-- ENTRIES PROVIDED --
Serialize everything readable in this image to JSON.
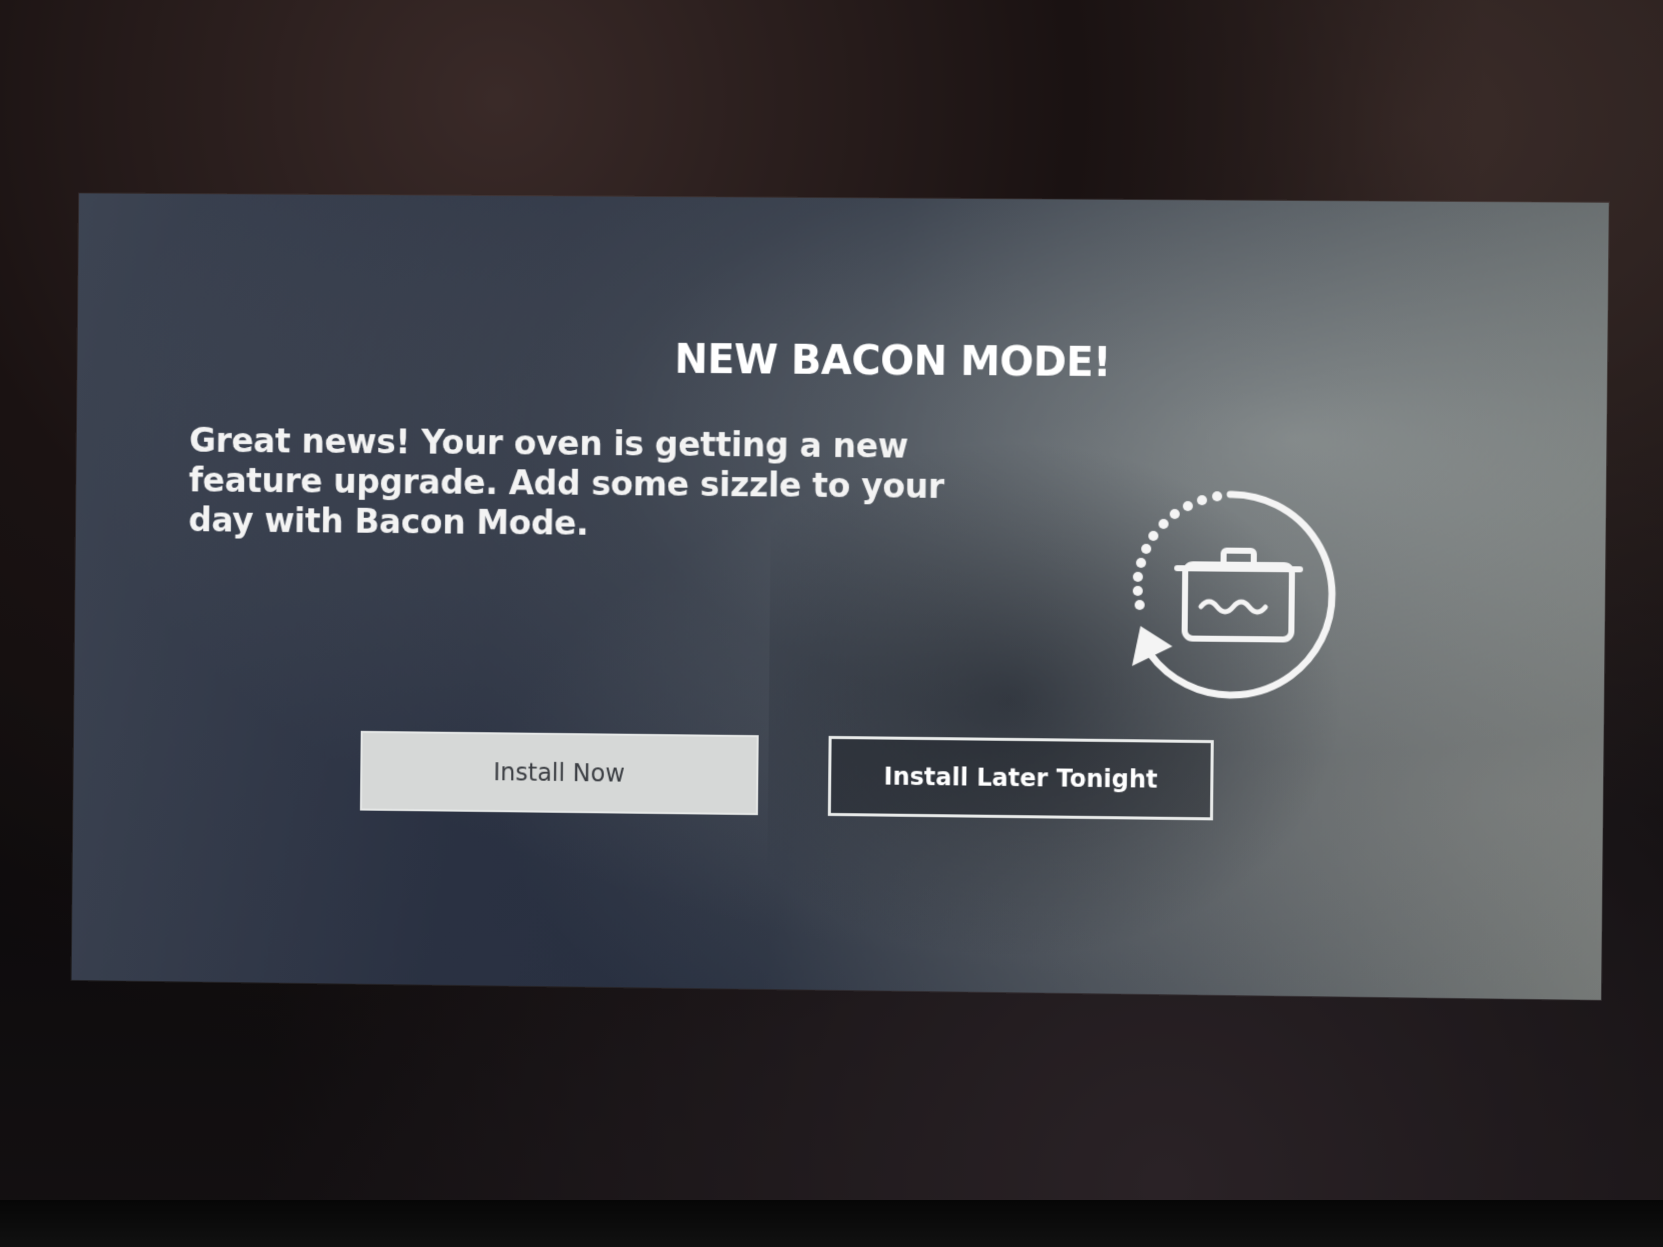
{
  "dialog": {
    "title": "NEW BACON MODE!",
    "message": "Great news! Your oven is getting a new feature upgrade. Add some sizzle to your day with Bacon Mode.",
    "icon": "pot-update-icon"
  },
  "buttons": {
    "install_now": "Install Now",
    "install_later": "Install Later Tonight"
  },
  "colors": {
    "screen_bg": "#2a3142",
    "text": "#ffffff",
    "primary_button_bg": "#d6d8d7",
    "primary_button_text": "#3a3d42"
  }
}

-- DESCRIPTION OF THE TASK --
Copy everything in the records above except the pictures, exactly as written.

-- ANSWER BOX --
Serialize everything readable in this image to JSON.
{
  "dialog": {
    "title": "NEW BACON MODE!",
    "message": "Great news! Your oven is getting a new feature upgrade. Add some sizzle to your day with Bacon Mode.",
    "icon": "pot-update-icon"
  },
  "buttons": {
    "install_now": "Install Now",
    "install_later": "Install Later Tonight"
  },
  "colors": {
    "screen_bg": "#2a3142",
    "text": "#ffffff",
    "primary_button_bg": "#d6d8d7",
    "primary_button_text": "#3a3d42"
  }
}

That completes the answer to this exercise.